After six films – or two sets of trilogies if you want to look at it another way – it felt like Jurassic Park movies were done once Jurassic World: Dominion finished its run at cinemas last year. From a financial standpoint, you might argue that it would be a no-brainer to make more films. After all, they were almost all hugely successful at the box office. Four of the six, including the most recent three Jurassic World movies, are listed among the top-50-grossing movies of all time, all taking in more than a billion dollars.
But there is, nevertheless, a creative issue. Where do you go with the franchise? How many times do you tell the same story of a dino apocalypse? If audiences weren’t willing to vote with their feet and wallets, there was a sense after Dominion that they would be. It would be surprising to see anyone pick up the franchise for cinema, at least until enough time has passed for a fresh reboot.
Iconic Intellectual Property Will Always Be In Demand
Yet this is an iconic intellectual property, and there is an appetite for the idea of a Jurassic Park universe. So, might we ask whether the franchise would be suited to a television run? The point, as such, is that television can tell a story in a different way, giving characters and storylines more room to breathe.
Of course, the films are not the only media related to the Jurassic Park intellectual property. There are short films, such as Battle at Big Rock, an animated series Camp Cretaceous, Lego animated projects, and a host of games, including Microgaming’s Jurassic Park slots series, which are among the most popular titles at online casinos. However, there has not been a live-action television series, and there do not seem to be concrete plans to make one.

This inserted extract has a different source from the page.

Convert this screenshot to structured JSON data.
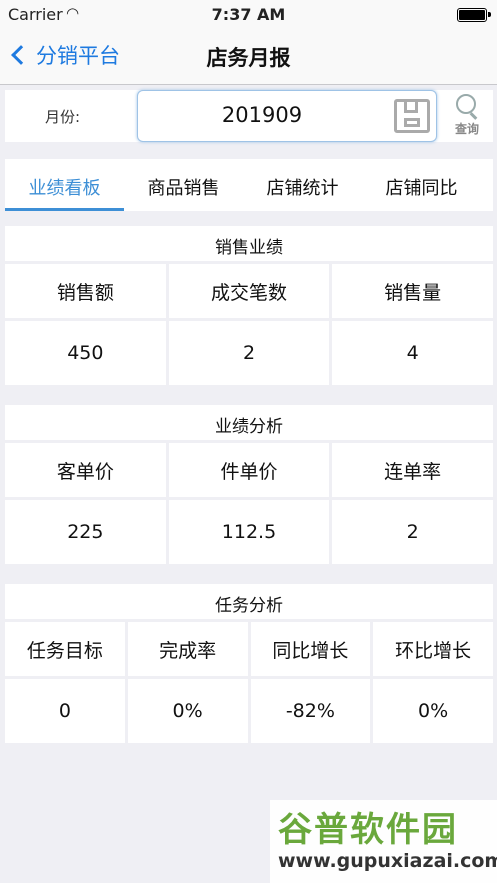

The reason that it could be a good idea is that it could solve the flaw that now blights the franchise – repetition. While one might argue that each film is different, and there are constantly new characters and themes, the plot always boils down to the following: Human hubris takes dinosaur risk for granted, disaster strikes, then a hero or heroine saves the day. Rinse and repeat.
A TV Series Could Have A Slow-burning Plot
The point of a tv series is that it could be a slow burner, introducing storylines, subplots, and narratives that are not possible to squeeze into a couple of hours in a movie. Dinosaurs would, of course, be central to the story, but they do not need to be predictably so. There would certainly be an opportunity to try some different.
An indirect argument for having a Jurassic Park television show is also due to the huge amount of competition among streaming platforms. There is a lot of money to throw at big-budget series, and executives tend to think that familiar intellectual property is more worthwhile than creating new series from scratch. It would cost a lot to make such a series, but the risk appetite is there.
Of course, there is always a chance that audiences don’t like a long, drawn-out series on Jurassic Park. We saw the Lord of the Rings intellectual property, which also stretches across six films when you include the Hobbit trilogy, get its tv airing on Amazon Prime’s Rings of Power. It has divided critics and fans, although it is broadly seen as a success commercially.
But those risks are worth taking, and it feels abundantly clear that a long-form television series would be a lot more interesting than another movie or two. It remains to be seen whether anyone decides they have a story worth telling.